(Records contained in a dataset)
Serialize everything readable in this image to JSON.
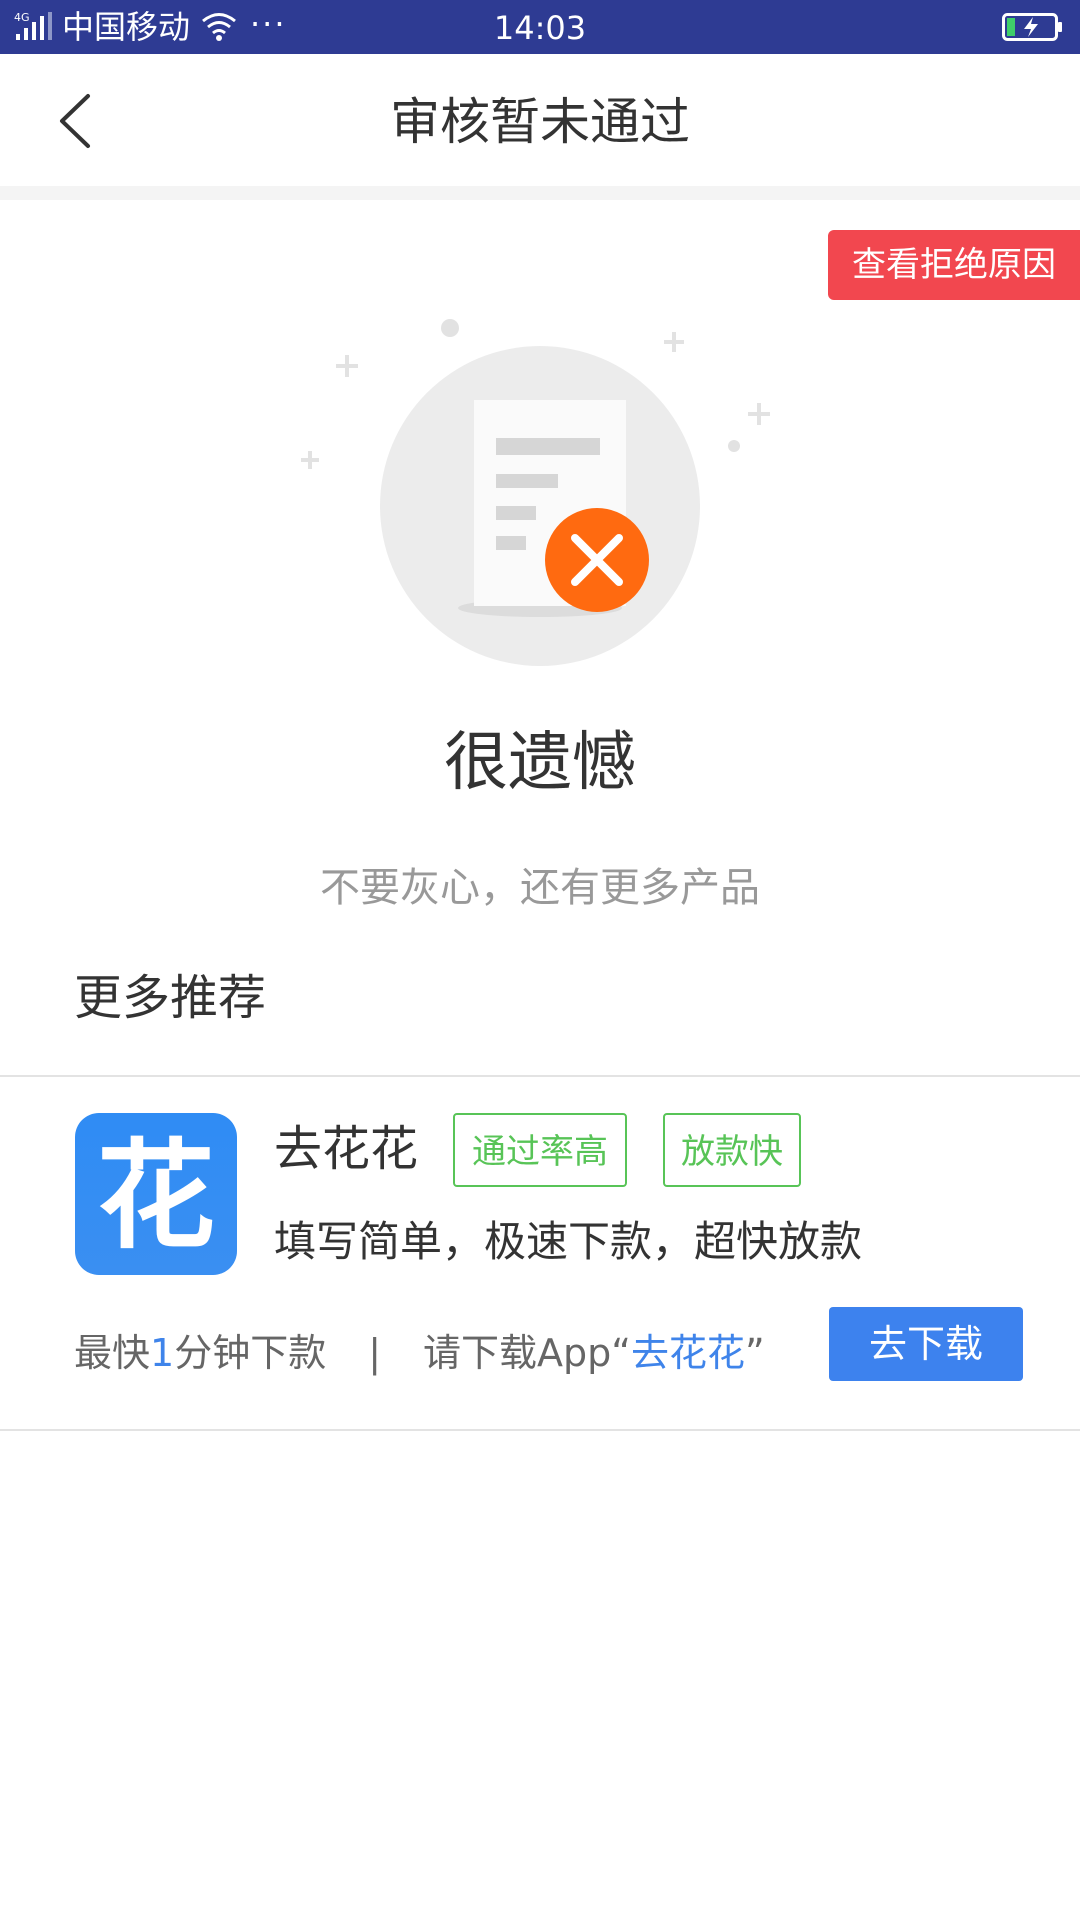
{
  "status_bar": {
    "network": "4G",
    "carrier": "中国移动",
    "more": "···",
    "time": "14:03"
  },
  "nav": {
    "title": "审核暂未通过"
  },
  "reason_button": "查看拒绝原因",
  "result": {
    "headline": "很遗憾",
    "subtitle": "不要灰心，还有更多产品"
  },
  "recommend": {
    "section_title": "更多推荐",
    "items": [
      {
        "icon_char": "花",
        "name": "去花花",
        "tags": [
          "通过率高",
          "放款快"
        ],
        "description": "填写简单，极速下款，超快放款",
        "meta": {
          "prefix": "最快",
          "highlight_number": "1",
          "suffix": "分钟下款",
          "separator": "|",
          "download_prefix": "请下载App“",
          "download_app": "去花花",
          "download_suffix": "”"
        },
        "button": "去下载"
      }
    ]
  },
  "colors": {
    "status_bar": "#2e3b93",
    "reject_button": "#f2474f",
    "tag_green": "#58c457",
    "primary_blue": "#3d82ee",
    "error_orange": "#ff6a10"
  }
}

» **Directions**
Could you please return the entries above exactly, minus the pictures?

» **Exercise result**
Serialize everything readable in this image to JSON.
{
  "status_bar": {
    "network": "4G",
    "carrier": "中国移动",
    "more": "···",
    "time": "14:03"
  },
  "nav": {
    "title": "审核暂未通过"
  },
  "reason_button": "查看拒绝原因",
  "result": {
    "headline": "很遗憾",
    "subtitle": "不要灰心，还有更多产品"
  },
  "recommend": {
    "section_title": "更多推荐",
    "items": [
      {
        "icon_char": "花",
        "name": "去花花",
        "tags": [
          "通过率高",
          "放款快"
        ],
        "description": "填写简单，极速下款，超快放款",
        "meta": {
          "prefix": "最快",
          "highlight_number": "1",
          "suffix": "分钟下款",
          "separator": "|",
          "download_prefix": "请下载App“",
          "download_app": "去花花",
          "download_suffix": "”"
        },
        "button": "去下载"
      }
    ]
  },
  "colors": {
    "status_bar": "#2e3b93",
    "reject_button": "#f2474f",
    "tag_green": "#58c457",
    "primary_blue": "#3d82ee",
    "error_orange": "#ff6a10"
  }
}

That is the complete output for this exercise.